- TrueImage touchpanel design is now available on the iPad
- Several iPad in-wall and desktop docking stations
- An in-wall iPod Touch docking station (MSRP $200) that allows for both portrait and landscape modes
- The integration of Hulu, Boxee, Plex and other streaming media sources into the Savant on-screen display (OSD) for TVs
- The incorporation of the new Mac Mini computer as the new engine for Savant home automation
- The new Rosie MSC 24SE matrix switcher (MSRP $10,000) that can support up to 12 OSDs, 12 card slots, a hot swappable fan tray and optional redundant dual power supplies
- A line of HDMI extenders that will run Cat 5 up to 330 feet (MSRP $700) and a fiber extender (MSRP $1,700) that will run signals up to 1,000 feet
- Two video processing cards. One is a scaler module ($2,400) and the other is a less expensive video processor for the OSD ($3,600). All cards will now come with locking HDMI connectors

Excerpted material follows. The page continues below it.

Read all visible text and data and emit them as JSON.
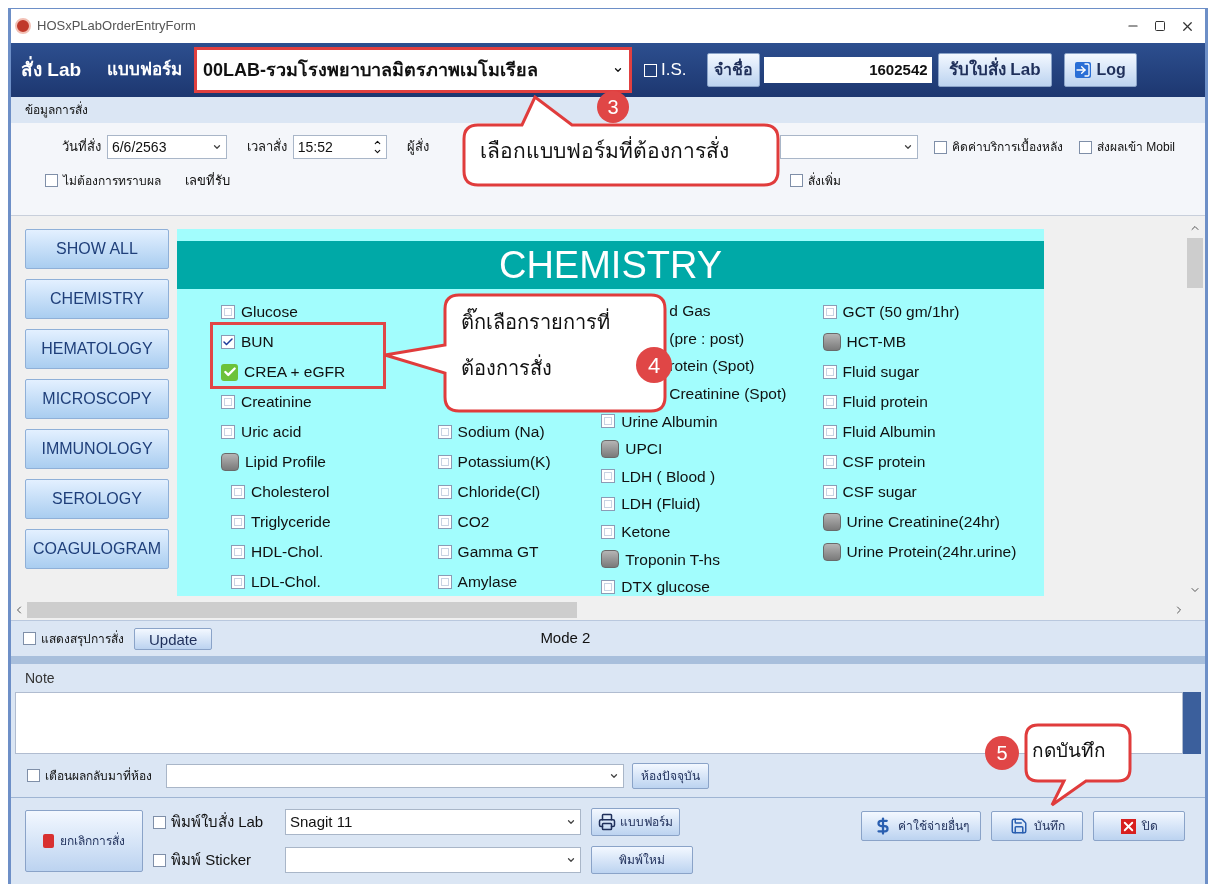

- Two Touch TVs, an 18-inch version ($8,000 MSRP) and a 24-inch version ($10,000)